The Old Normal vs. The COVID-19 Normal

It is astonishing:
A few weeks ago, normal meant that we spent most of our days, outside of our homes, speeding through the rat-races of life. Today, the new normal means that we spend much more time inside the confine of our households, connecting to our families and our loved ones.
Up until a few weeks ago, normal meant that others – teachers, tutors, babysitters, and nannies – would be left to educate our children, and if and when we had time, we would join their efforts. Today, the new normal means that we have taken ownership over our children’s education, and others are pitching in when need be.
Up until a few weeks ago, normal meant that we would eat out most of the time, and consume foods that others prepared with fine skills.  Today, the new normal means that we gather around our dining room tables with our families, and eat together foods that have been prepared with fine hearts.
Up until a few weeks ago, normal meant that we would run out of our homes to “go out” and find gratification in movie theaters, concerts, plays, bars, and night clubs.  Today, the new normal means that we run into our home, and find meaning and joy in the stories we tell our children, in the meditative moments we create for ourselves, and in the quality time we spend with our spouses.
Up until a few weeks ago, normal meant that we would spend exorbitant amounts of money on extravagant weddings, and focused on the glare and the flare, sometimes, more than focusing on the meaning of marriage.

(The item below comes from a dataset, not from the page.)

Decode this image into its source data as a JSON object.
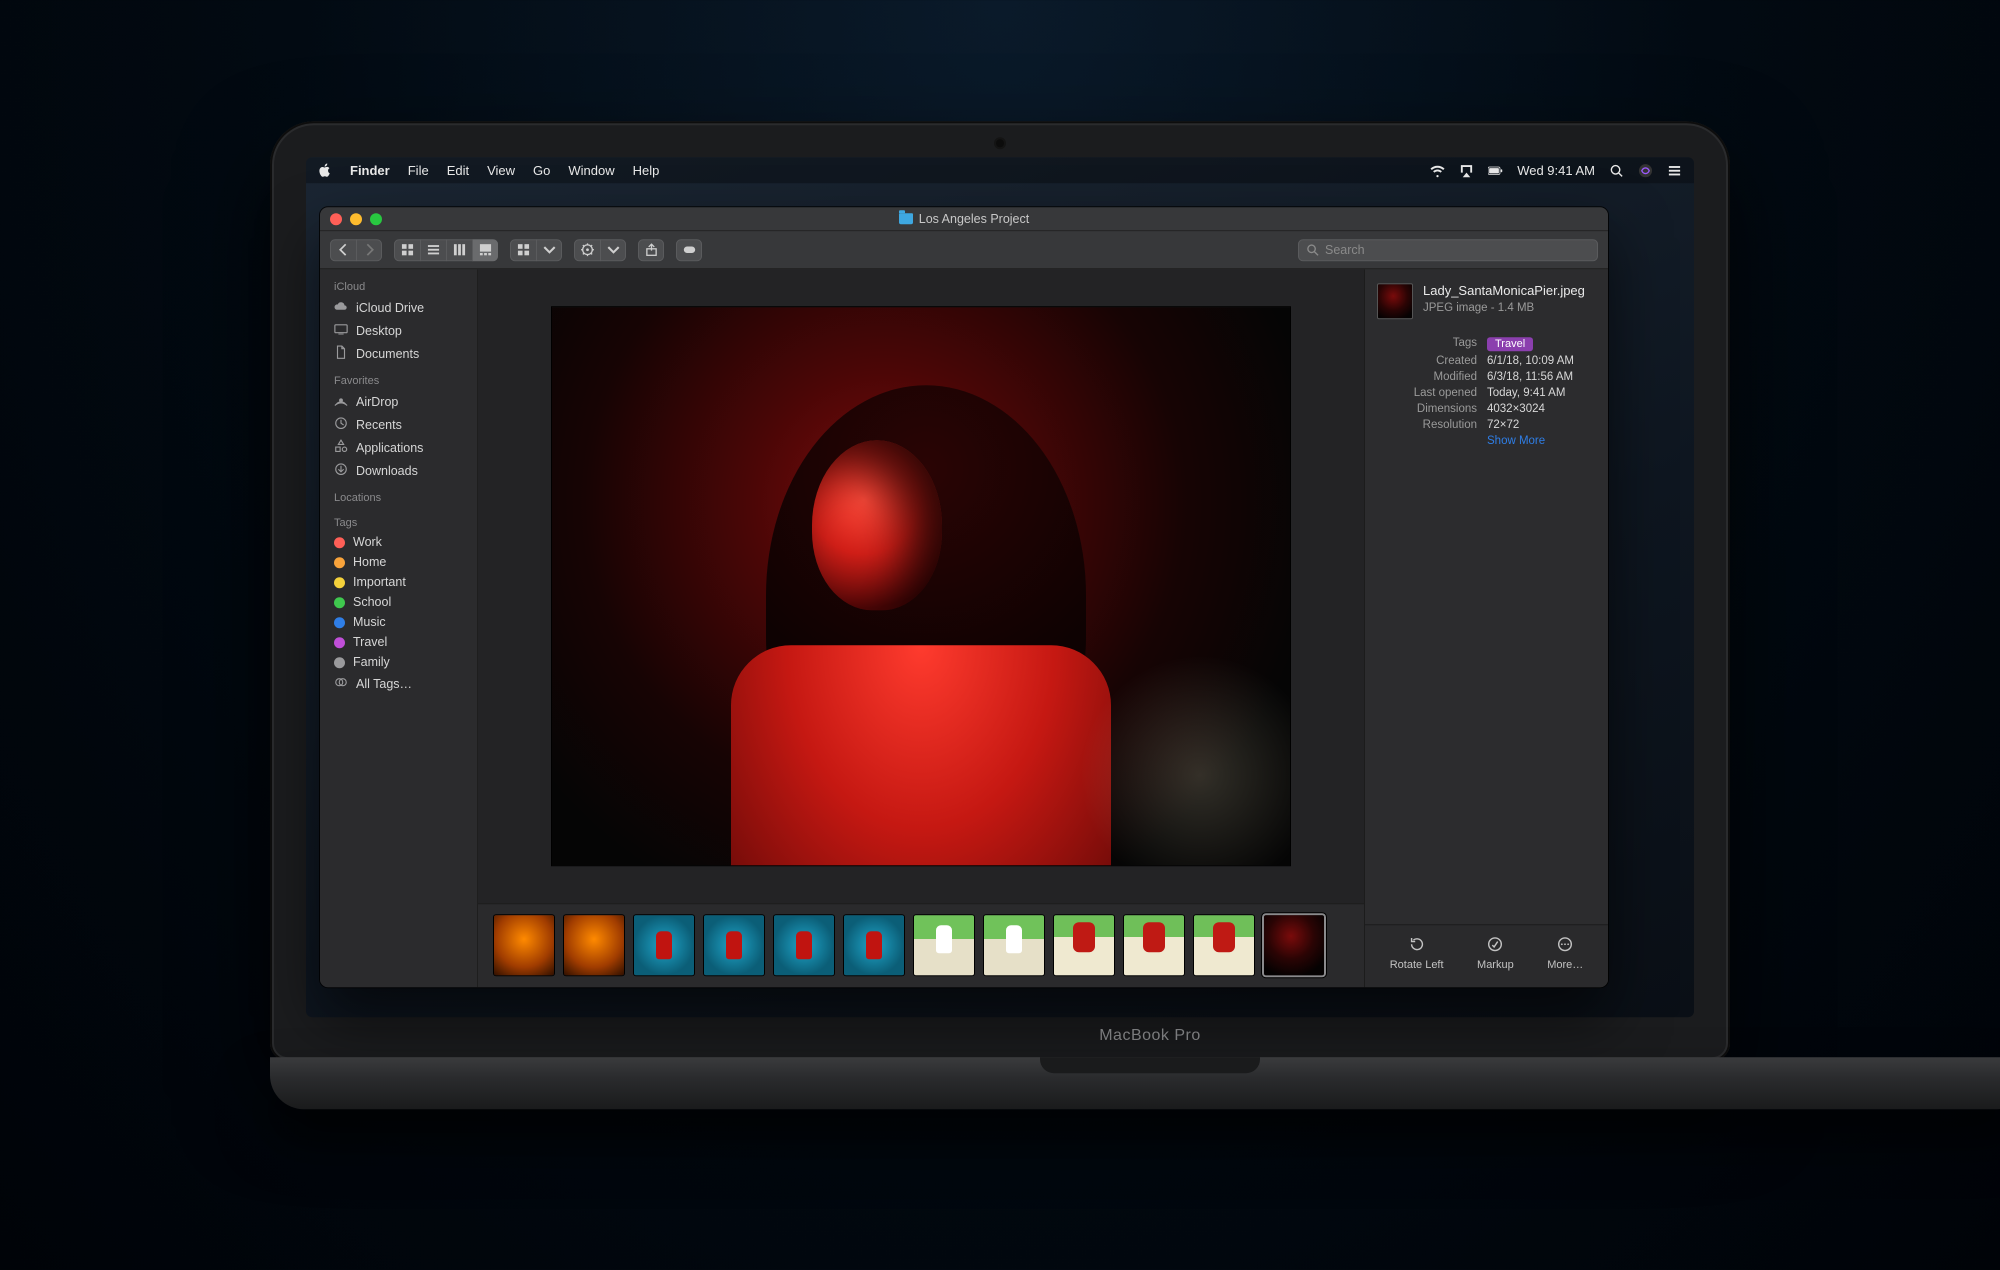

Today, the new normal means that we spend our money modestly on weddings, and focus much more on the souls of the bride and groom merging into one with love.
Up until a few weeks ago, normal meant that we would invest so much time and resources in socializing and networking, running away from our sense of loneliness. Today, the new normal means that we have come to learn how to embrace our solitude, and find in it, a healthy balance between mind, body, and soul.
Thinking about it, I much prefer the new COVID-19 normal, as I am certain you do too. After all, it has, in some bizarre way, opened our eyes to the infinite treasures that lie within us and in front of us, that we may have been too numb to notice until now.
My only hope is that we will be wise and courageous enough to retain the new normal, today, and forever, especially when God will finally heed our prayers and eradicate this pandemic from our world.
May it happen speedily. Amen.
About the Author
Rabbi Pinchas Allouche is the founding Rabbi of Congregation Beth Tefillah in Scottsdale, Arizona, where he resides with his wife, Esther, and nine children. He is a respected rabbinic figure, a renowned lecturer, and a prominent author of many essays on the Jewish faith, mysticism, and social-criticism. Besides his academic pedigree, Rabbi Allouche is richly-cultural, having lived in France, where he was born, South Africa and Israel. He is also fluent in English, Hebrew, French and Italian. Rabbi Allouche is a member of AIPAC's National Council, and a member of the Vaad Harabanim, the Orthodox Rabbinic Council of Arizona. Rabbi Allouche's wise, profound, and sensitive perspective on the world and its people, on life and living, is highly regarded and sought-after by communities and individuals of all backgrounds. Rabbi Allouche is also tremendously involved in the Jewish community of Greater Phoenix, and he teaches middle-school Judaics at the local Jewish Day School. Rabbi Allouche is also a blogger for many online publications including the Huffington Post, and The Times of Israel. Rabbi Allouche was listed in the Jewish Daily Forward as one of America's 36 Most Inspiring Rabbis, who are "shaping 21st Century Judaism." Rabbi Allouche can be reached at: Rabbi@BethTefillahAZ.org
Related Topics
Related Posts
Comments